Switch: The Elephant, The Rider & The Path
A vivid image, a memorable phrase, a powerful metaphor—all go a long way towards clarifying and teaching abstract ideas. And in Switch: How To Change Things When Change Is Hard, brothers Chip and Dan Heath use a great one (borrowed from psychologist Jonathan Haidt’s The Happiness Hypothesis) to serve as the illuminating, gravitational center for their cluster of ideas, lessons and stories about change.
According to the Heaths, all human change—whether it’s as small as an individual losing the five pounds I will have gained by this time next month, or as big as restructuring health care practices and standards in hospitals around the globe—depends fundamentally on the Rider, the Elephant and the Path.

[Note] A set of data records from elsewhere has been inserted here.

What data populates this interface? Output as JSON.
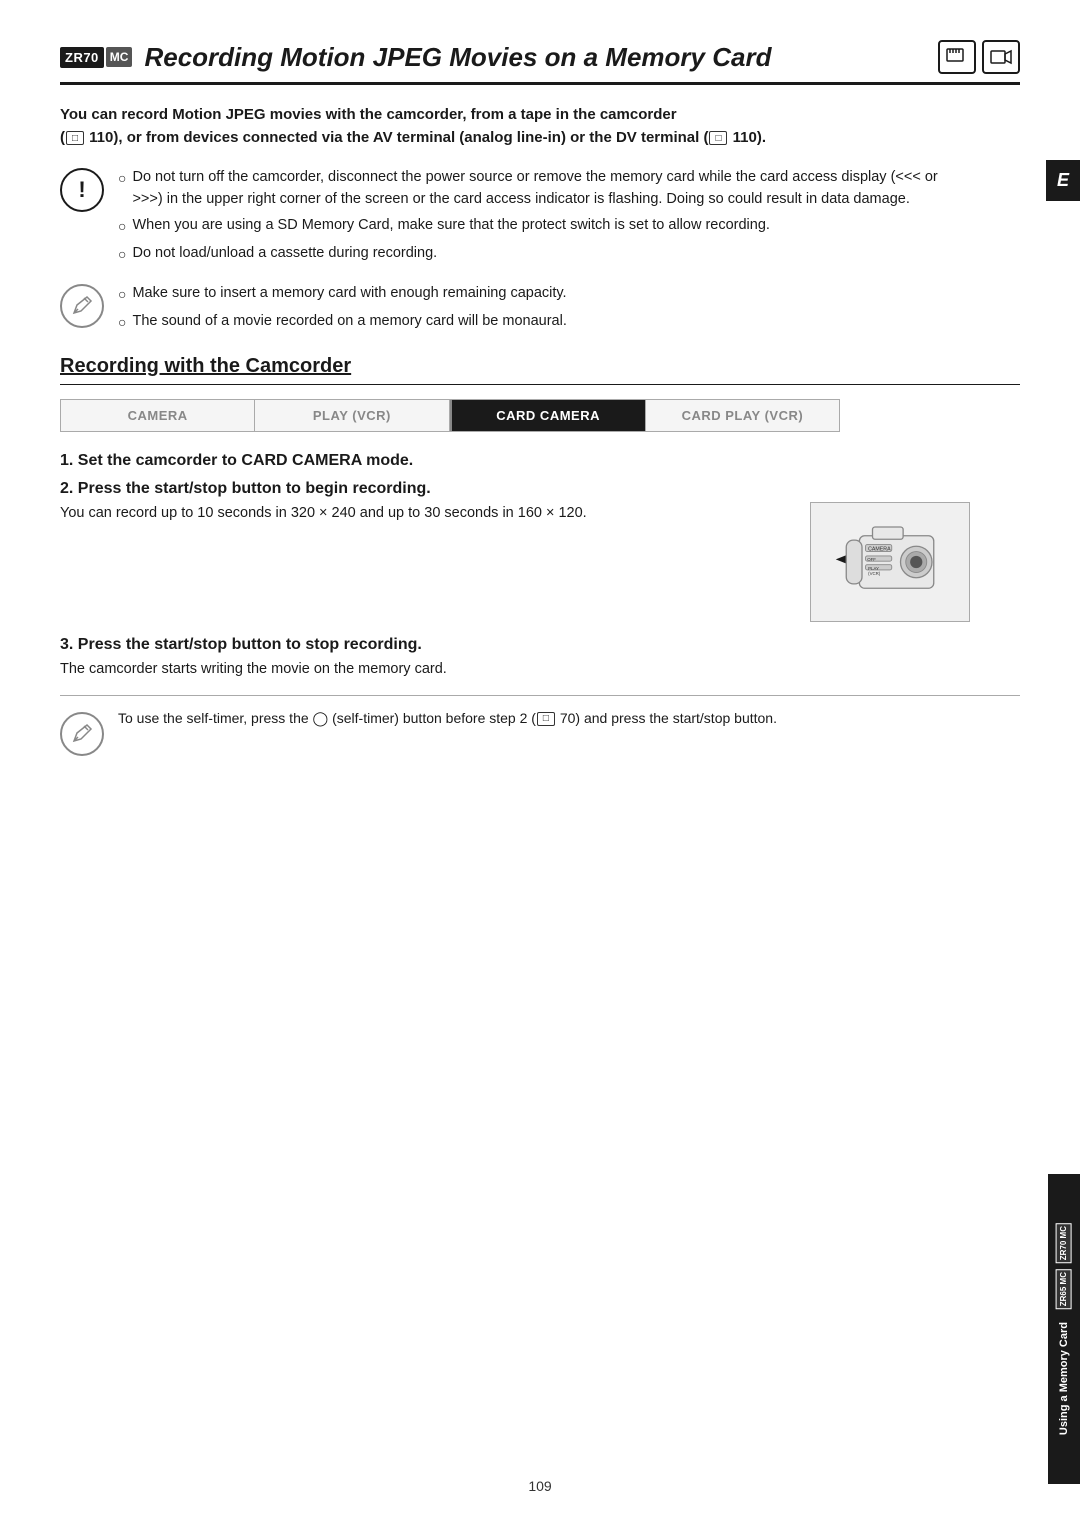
{
  "header": {
    "model_zr70": "ZR70",
    "model_mc": "MC",
    "title": "Recording Motion JPEG Movies on a Memory Card",
    "icon1": "📷",
    "icon2": "🎬"
  },
  "intro": {
    "text1": "You can record Motion JPEG movies with the camcorder, from a tape in the camcorder",
    "text2": "( 110), or from devices connected via the AV terminal (analog line-in) or the DV terminal (",
    "text3": " 110)."
  },
  "warning": {
    "bullets": [
      "Do not turn off the camcorder, disconnect the power source or remove the memory card while the card access display (<<< or >>>) in the upper right corner of the screen or the card access indicator is flashing. Doing so could result in data damage.",
      "When you are using a SD Memory Card, make sure that the protect switch is set to allow recording.",
      "Do not load/unload a cassette during recording."
    ]
  },
  "note1": {
    "bullets": [
      "Make sure to insert a memory card with enough remaining capacity.",
      "The sound of a movie recorded on a memory card will be monaural."
    ]
  },
  "section_heading": "Recording with the Camcorder",
  "tabs": {
    "items": [
      {
        "label": "CAMERA",
        "active": false
      },
      {
        "label": "PLAY (VCR)",
        "active": false
      },
      {
        "label": "CARD CAMERA",
        "active": true
      },
      {
        "label": "CARD PLAY (VCR)",
        "active": false
      }
    ]
  },
  "steps": {
    "step1": {
      "title": "1. Set the camcorder to CARD CAMERA mode.",
      "description": ""
    },
    "step2": {
      "title": "2. Press the start/stop button to begin recording.",
      "description": "You can record up to 10 seconds in 320 × 240 and up to 30 seconds in 160 × 120."
    },
    "step3": {
      "title": "3. Press the start/stop button to stop recording.",
      "description": "The camcorder starts writing the movie on the memory card."
    }
  },
  "note2": {
    "text_before": "To use the self-timer, press the",
    "self_timer_symbol": "⏱",
    "text_after": "(self-timer) button before step 2 (",
    "ref": "□",
    "ref_num": "70",
    "text_end": ") and press the start/stop button."
  },
  "sidebar": {
    "badge_zr70": "ZR70 MC",
    "badge_zr65": "ZR65 MC",
    "label": "Using a Memory Card"
  },
  "right_tab": {
    "letter": "E"
  },
  "page_number": "109"
}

The Rider is the rational, analytical part of our brain. Its strengths are “the ability to think long-term, to plan, to think beyond the moment”. The Rider is “a visionary…willing to make short-term sacrifices for long-term payoffs…a clever tactician”. On the other hand, the Rider “loves to contemplate and analyze”, has “limited reserves of strength”, and tends towards “paralysis in the face of ambiguity and choice, and … relentless focus on problems rather than solutions”. Crucially, “the Rider is so small relative to the Elephant…(that)…anytime the six-ton Elephant and the Rider disagree about which direction to go, the Rider is going to lose”.
The Elephant is the emotional and instinctive part of the human brain. “It’s lazy and skittish, often looking for the quick payoff (ice cream cone) over the long-term payoff (being thin)”. The Elephant prefers the comfort and security of a well-trodden path, even if a new path is leads to a better outcome. But, the Heaths are quick to point out, “the Elephant also has enormous strengths…love and compassion and sympathy and loyalty. That fierce instinct you have to protect your kids against harm—that’s the Elephant”; and “the Elephant is the one who gets things done”. “[Change] requires the energy and drive of the Elephant“.
The Path is the surrounding environment, the context in which the Rider and the Elephant operate. Often change is hard, not because people—both rationally and emotionally—don’t want to make a change, but because the environment makes change hard, if not impossible. (The gifts of chocolate truffles and a gingerbread house stuffed with candies that arrived in the mail yesterday are just two small cobblestones in the Path that’s leading to that additional five pounds by mid-January.)
What makes Switch a hopeful and useful book is the Heaths’ insistence throughout on two interrelated points: 1) successful, transformative change is possible, and 2) there is a unifying pattern to how change happens. By recognizing and using that pattern, they argue, readers can create change in their own lives.